Mac Hyman’s No Time for Sergeants is a strictly-for-laughs novel about life in the military.
Will Stockdale’s father is opposed to his son being drafted, but Will never makes a fuss about anything.
From what Will tells, readers learn he’s an amiable, Georgia redneck, dumber than a box of wet rocks and totally innocent of how the world works.
(Andy Griffith played Pvt. Will Stockdale in the TV, Broadway, and film versions of the novel, which gives you an idea of the character’s personality. You can see Griffith as Will in the black-and-white film version at free movies.)
Bused off to camp to be sorted for duty, Will meets Ben Whitledge, a little guy with big dreams and military knowledge straight from the silver screen.
With the best of intentions, Will and Ben make total fools of the military — and never realize what they’ve done.
Hyman drew on his Air Force experience to create his picture of military life.
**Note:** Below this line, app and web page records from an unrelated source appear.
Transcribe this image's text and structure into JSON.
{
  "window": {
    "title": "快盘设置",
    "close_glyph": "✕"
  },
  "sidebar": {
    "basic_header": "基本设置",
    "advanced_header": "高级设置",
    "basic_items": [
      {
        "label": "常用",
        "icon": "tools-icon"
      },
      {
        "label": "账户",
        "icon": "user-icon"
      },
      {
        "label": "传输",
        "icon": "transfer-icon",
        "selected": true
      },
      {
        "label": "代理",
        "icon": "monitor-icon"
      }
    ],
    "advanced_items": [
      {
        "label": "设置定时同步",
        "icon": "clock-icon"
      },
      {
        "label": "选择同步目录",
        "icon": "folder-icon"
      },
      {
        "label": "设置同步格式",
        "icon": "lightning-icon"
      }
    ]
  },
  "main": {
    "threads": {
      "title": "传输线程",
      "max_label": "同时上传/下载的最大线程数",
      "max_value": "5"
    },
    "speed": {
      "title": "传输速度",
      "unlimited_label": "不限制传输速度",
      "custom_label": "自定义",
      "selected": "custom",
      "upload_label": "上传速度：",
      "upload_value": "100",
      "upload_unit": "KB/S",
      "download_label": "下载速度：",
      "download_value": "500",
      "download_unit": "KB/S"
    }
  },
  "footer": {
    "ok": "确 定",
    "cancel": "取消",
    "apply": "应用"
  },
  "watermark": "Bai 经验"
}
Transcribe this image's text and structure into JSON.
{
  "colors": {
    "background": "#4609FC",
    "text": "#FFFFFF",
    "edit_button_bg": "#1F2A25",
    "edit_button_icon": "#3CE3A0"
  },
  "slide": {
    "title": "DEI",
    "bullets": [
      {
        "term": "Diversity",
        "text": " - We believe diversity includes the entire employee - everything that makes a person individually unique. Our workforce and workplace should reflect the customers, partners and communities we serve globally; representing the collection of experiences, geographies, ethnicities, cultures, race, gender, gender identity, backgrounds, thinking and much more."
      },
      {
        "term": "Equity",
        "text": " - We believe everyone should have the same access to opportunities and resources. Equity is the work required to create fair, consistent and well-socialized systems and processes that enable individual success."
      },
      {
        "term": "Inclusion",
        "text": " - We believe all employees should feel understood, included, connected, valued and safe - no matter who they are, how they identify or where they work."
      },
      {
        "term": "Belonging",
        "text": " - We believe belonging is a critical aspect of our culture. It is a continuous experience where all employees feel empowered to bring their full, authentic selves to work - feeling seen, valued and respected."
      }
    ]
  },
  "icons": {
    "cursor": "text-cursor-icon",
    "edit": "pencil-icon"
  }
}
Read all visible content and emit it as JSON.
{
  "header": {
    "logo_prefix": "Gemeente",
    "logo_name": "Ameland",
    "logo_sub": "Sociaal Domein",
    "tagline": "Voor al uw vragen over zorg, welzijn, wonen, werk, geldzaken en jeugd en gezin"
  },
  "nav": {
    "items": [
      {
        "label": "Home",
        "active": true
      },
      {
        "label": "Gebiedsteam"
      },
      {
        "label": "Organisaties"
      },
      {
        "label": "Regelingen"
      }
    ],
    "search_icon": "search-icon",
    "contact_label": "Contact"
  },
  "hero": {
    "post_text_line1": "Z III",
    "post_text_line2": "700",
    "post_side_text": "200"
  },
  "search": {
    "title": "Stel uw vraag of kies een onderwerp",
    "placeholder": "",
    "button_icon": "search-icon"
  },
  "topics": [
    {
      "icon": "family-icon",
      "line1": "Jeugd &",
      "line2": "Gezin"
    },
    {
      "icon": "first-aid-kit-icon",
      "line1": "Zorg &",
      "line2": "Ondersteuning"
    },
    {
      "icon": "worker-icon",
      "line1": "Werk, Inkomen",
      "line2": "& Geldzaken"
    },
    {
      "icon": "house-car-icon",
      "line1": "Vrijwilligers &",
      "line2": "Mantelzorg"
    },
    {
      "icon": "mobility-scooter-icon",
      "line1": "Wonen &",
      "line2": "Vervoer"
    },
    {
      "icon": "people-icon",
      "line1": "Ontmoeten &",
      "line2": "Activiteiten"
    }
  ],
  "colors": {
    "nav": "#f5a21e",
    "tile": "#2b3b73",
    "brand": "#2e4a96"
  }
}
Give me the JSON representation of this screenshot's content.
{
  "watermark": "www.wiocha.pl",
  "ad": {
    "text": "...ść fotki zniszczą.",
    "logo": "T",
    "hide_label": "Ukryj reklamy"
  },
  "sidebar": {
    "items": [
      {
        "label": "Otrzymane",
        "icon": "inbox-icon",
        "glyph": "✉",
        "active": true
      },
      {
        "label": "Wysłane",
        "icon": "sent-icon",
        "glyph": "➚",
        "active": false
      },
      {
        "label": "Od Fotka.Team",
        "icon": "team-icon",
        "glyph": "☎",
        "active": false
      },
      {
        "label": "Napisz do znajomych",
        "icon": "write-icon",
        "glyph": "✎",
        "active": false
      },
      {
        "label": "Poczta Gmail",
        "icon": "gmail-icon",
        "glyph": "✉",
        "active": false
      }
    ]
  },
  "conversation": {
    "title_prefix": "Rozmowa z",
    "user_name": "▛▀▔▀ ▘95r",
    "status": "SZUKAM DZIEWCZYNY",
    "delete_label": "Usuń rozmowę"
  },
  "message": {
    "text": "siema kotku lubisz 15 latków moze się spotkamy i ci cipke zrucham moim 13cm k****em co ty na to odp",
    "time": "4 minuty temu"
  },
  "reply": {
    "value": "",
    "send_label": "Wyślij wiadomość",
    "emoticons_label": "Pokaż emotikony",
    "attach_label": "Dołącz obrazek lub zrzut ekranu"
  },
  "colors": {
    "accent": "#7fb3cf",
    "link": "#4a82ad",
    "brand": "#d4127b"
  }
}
Readers in 1954 would have understood the military processes that baffle Will and laughed at his ignorance. Readers in today’s post-conscription era will probably be little wiser than Will.
Today’s readers probably won’t laugh as heartily as 1950’s readers either. We’ve seen too many reruns of The Beverly Hillbillies to be delighted by redneck jokes.
In short, No Time for Sergeants is past its sell-by date.
No Time for Sergeants
By Mac Hyman
Random House, 1954
#6 on the 1954 bestseller list
My grade C-
Leslie Lynnton falls in love with Texas, sight unseen, when a rancher who came to buy a horse from her father inspires her to sit up all night reading Texas history. A few weeks later, as Mrs. Jordan Benedict, she finds Texas isn’t at all what she expected, nor, for that matter, is her husband.
Leslie is sophisticated, cultured, politically liberal. Texans like her husband are red-necks by choice: Ivy-league educated but tumble-weed ignorant, champagne and caviar masquerading as hogs and hominy.
Jett Rink, a nasty ranch hand whom Bick has thrown off the ranch, strikes oil and the Benedict’s fortunes fall as Rink’s rise and the face of Texas changes.
The Benedict’s marriage is a rack on which Edna Ferber hangs her speculations about what makes Texans different from other people. Unfortunately, there’s not much to the book other than her speculations.
The plot is thin. Most of the characters have mere walk-on parts. Bick and Leslie, while well-drawn, aren’t engaging people. Leslie is too intellectual and arrogant, her husband too pragmatic and callous. It’s hard to care enough about them to keep reading. My advice: don’t bother.